“I wanted the space to have a modern feel, so I chose to go with clean lines and geometric shapes throughout the design, such as the door, with its multiple rectilinear windows. I envision a shower stall, composting toilet and galley kitchen toward the rear of the building, maybe a built-in dining table, seating and shelving in the middle, and a horizontally-mounted murphy bed in the forward section. There is also potential for a loft, which would greatly increase the storage capacity of the home, and I might recommend a ceiling fan or two. I like the look of the oriented strand board panels as a finished surface, so I sanded each panel used to sheath the walls and ceiling before installation to prepare them for a coat of whatever finish you want. All it needs now is some basic trim of your choice. Personally, I think staining the OSB with a wood finish and painting the trim would provide the right pop of color. I’m thinking a bright orange!” (Don’t worry, I told Bear to stick to architecture and leave the interior decorating to others.)

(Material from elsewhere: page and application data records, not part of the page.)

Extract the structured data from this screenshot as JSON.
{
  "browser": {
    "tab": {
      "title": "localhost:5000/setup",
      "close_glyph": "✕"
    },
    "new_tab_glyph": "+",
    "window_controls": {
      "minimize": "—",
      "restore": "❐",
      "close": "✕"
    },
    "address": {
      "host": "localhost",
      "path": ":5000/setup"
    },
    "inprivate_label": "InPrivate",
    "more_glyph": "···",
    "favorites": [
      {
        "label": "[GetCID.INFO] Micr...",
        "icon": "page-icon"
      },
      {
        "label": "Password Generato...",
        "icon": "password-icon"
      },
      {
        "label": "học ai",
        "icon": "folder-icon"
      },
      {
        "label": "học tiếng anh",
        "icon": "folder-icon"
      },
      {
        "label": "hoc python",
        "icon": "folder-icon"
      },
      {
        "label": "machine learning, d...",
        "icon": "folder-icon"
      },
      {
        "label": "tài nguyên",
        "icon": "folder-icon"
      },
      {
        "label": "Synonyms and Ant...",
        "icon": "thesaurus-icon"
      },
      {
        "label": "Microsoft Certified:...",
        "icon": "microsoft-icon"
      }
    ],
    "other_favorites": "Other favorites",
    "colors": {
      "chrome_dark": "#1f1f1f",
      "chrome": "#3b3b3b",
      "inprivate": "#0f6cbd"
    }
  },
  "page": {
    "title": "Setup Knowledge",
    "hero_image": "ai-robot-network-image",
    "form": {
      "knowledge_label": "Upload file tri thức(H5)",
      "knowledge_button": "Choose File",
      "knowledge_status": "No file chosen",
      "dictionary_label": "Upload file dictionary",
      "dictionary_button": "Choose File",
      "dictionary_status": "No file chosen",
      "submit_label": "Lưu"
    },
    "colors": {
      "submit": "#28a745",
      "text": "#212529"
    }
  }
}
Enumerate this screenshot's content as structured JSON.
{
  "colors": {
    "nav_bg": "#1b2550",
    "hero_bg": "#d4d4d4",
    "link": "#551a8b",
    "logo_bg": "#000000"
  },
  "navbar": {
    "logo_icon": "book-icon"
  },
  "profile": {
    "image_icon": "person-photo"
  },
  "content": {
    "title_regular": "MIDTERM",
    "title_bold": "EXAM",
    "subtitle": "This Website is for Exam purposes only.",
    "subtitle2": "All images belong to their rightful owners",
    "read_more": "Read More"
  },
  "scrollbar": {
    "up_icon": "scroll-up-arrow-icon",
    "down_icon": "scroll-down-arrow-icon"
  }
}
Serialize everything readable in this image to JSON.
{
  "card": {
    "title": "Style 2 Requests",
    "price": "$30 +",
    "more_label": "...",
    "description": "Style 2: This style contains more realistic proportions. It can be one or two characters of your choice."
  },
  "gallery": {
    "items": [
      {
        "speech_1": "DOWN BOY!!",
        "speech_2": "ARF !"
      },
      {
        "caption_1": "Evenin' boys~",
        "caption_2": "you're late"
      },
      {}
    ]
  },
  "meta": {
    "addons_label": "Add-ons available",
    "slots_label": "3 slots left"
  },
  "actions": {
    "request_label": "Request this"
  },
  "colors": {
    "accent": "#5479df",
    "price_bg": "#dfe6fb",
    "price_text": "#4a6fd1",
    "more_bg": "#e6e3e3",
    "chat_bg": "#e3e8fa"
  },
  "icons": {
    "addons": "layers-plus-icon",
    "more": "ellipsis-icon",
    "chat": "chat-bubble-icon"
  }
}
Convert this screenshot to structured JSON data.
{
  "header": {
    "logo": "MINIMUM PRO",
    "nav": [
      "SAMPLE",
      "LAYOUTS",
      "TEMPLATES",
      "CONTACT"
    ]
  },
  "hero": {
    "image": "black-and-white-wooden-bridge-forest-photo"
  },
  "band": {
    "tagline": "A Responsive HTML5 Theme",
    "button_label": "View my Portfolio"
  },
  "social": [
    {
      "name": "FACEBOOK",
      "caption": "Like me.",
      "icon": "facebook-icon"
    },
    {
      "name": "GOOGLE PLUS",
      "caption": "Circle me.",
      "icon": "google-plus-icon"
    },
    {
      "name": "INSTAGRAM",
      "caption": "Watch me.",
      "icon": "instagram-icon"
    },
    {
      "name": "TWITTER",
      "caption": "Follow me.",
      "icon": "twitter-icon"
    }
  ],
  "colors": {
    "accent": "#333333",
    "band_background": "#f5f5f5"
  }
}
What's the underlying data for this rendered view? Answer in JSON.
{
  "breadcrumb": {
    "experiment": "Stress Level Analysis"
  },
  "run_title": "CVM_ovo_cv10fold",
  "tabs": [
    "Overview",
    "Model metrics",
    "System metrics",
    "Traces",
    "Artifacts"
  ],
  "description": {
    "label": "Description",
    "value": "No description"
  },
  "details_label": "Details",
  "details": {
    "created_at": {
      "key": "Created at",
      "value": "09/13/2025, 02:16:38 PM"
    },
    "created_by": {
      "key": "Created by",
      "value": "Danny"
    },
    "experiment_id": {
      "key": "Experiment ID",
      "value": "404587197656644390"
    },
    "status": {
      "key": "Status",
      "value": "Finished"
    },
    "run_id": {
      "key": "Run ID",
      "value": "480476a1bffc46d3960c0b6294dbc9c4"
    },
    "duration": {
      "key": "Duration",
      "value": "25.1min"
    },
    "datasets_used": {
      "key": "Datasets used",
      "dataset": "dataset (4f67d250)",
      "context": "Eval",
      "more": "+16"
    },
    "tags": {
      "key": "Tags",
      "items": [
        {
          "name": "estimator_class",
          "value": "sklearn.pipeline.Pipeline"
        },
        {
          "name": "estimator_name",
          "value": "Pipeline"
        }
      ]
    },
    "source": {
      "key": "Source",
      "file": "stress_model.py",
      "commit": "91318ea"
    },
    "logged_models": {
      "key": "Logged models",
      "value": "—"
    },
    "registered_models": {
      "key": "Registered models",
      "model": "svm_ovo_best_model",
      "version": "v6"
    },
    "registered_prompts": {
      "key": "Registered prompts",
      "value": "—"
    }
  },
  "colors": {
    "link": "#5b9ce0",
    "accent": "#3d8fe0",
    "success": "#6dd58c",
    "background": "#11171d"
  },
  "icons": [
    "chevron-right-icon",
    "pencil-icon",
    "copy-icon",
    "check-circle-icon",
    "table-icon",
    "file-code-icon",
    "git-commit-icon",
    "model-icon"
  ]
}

I asked Bear to tell me what it was like building the Bearmobile, which he did entirely behind Lobelia, the house he constructed several years ago to live in with his partner Alyssa and their son Zane. He gave me some insight into the rigors of being an eco-builder in rural northeast Missouri: “I installed the metal flashing inside the wheel-wells,” he began with a solemn, harrowing expression, “just as the ground began to thaw with the spring melt. The soil was still frozen deeper down, but the surface was super muddy and the water had no place to go. I had to lie down on my back in the muck, reach up under the wheel well, position the metal flashing and secure it with nails all while working around the tires – it took me hours and hours, and around 5000 expletives, to get through it – the neighbors were definitely concerned. That was by far the hardest part of the job.”
Not to worry, because Bear is a tough guy, (Bear is not afraid of splinters – splinters are afraid of Bear,) and his passion for ecological construction makes any hardship worthwhile to share a sustainable future with the world. The Bearmobile is available for purchase at a price of $16,000 – you can review the details and get in touch with Bear via his Facebook business page: Papa Bear’s Tiny Homes.
If you are interested in checking out Dancing Rabbit and hearing Bear talk about ecological building, (clear your schedule for the day, you’re going to be there for a while,) or maybe learn something about our other projects involving sustainability and social justice, consider spending time with us through our visitor program – there are still plenty of slots available later this year! Male visitors are invited to spend some time each Sunday with our local Men’s Group, (inspired by the Mankind Project,) which has become a highly valued venue for Bear and I to connect, and where I’m sure Bear would be happy to fill you in on how he paid me back for all the jokes I made at his expense.